Now about that zipper foot.  Again, can I just say, “Thank goodness for Google?”  Earlier in the week when I began the Great Zipper Project I didn’t think I had a zipper foot for my machine.  So I got online to see if I could locate a zipper foot that would work with my machine.  I have a Kenmore Model 84 sewing machine–it is bomber but it is old and finding parts for it would be…impossible?  Easy peasy?  I had no idea.

I also had no idea what a zipper foot would look like for it because there was not a picture of one in the owner’s manual.  In my little box of accessories (bobbins, bobbin holders, tiny screwdriver, and the like) there were a few weird-looking pieces that looked like they were different attachments for the machine.  One in particular was sort of L-shaped and had a couple of holes on the side of the flat foot.  On the website that I thought had the best potential for having what I needed, I was discouraged to find that in fact it looked like they did not have what I needed.  But I kept coming back to the weirdo piece and I decided to scan the pictures on the website to see if I could identify it.  Wouldn’t ya know I found it!  And it turned out to be AN ADJUSTABLE ZIPPER FOOT!

AWESOME!!

Wait, what’s an adjustable zipper foot?  Oh, the website has videos on how to use an adjustable zipper foot!

AWESOME!!

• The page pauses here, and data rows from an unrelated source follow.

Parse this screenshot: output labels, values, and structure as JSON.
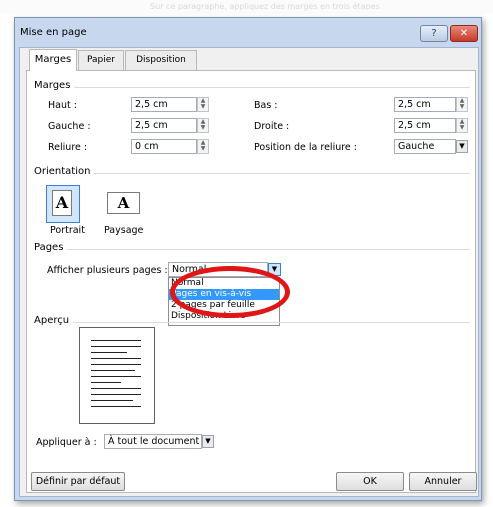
{
  "top_caption": "Sur ce paragraphe, appliquez des marges en trois étapes",
  "window": {
    "title": "Mise en page",
    "help_glyph": "?",
    "close_glyph": "✕"
  },
  "tabs": [
    {
      "label": "Marges"
    },
    {
      "label": "Papier"
    },
    {
      "label": "Disposition"
    }
  ],
  "marges": {
    "group_title": "Marges",
    "haut": {
      "label": "Haut :",
      "value": "2,5 cm"
    },
    "gauche": {
      "label": "Gauche :",
      "value": "2,5 cm"
    },
    "reliure": {
      "label": "Reliure :",
      "value": "0 cm"
    },
    "bas": {
      "label": "Bas :",
      "value": "2,5 cm"
    },
    "droite": {
      "label": "Droite :",
      "value": "2,5 cm"
    },
    "position_reliure": {
      "label": "Position de la reliure :",
      "value": "Gauche"
    }
  },
  "orientation": {
    "group_title": "Orientation",
    "portrait_label": "Portrait",
    "paysage_label": "Paysage",
    "glyph": "A"
  },
  "pages": {
    "group_title": "Pages",
    "afficher_label": "Afficher plusieurs pages :",
    "selected": "Normal",
    "options": [
      "Normal",
      "Pages en vis-à-vis",
      "2 pages par feuille",
      "Disposition Livre"
    ],
    "highlighted_index": 1
  },
  "apercu": {
    "group_title": "Aperçu"
  },
  "appliquer": {
    "label": "Appliquer à :",
    "value": "À tout le document"
  },
  "buttons": {
    "default": "Définir par défaut",
    "ok": "OK",
    "cancel": "Annuler"
  },
  "colors": {
    "highlight_circle": "#e01515",
    "selection": "#3399ff"
  }
}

Thank you, thank you, thank you, Sewing Parts Online–you saved me!!  After watching the video, then struggling a bit to get my own zipper foot installed and properly adjusted, I was able to sew my zipper.  And now I know what a zipper foot is AND how to use it!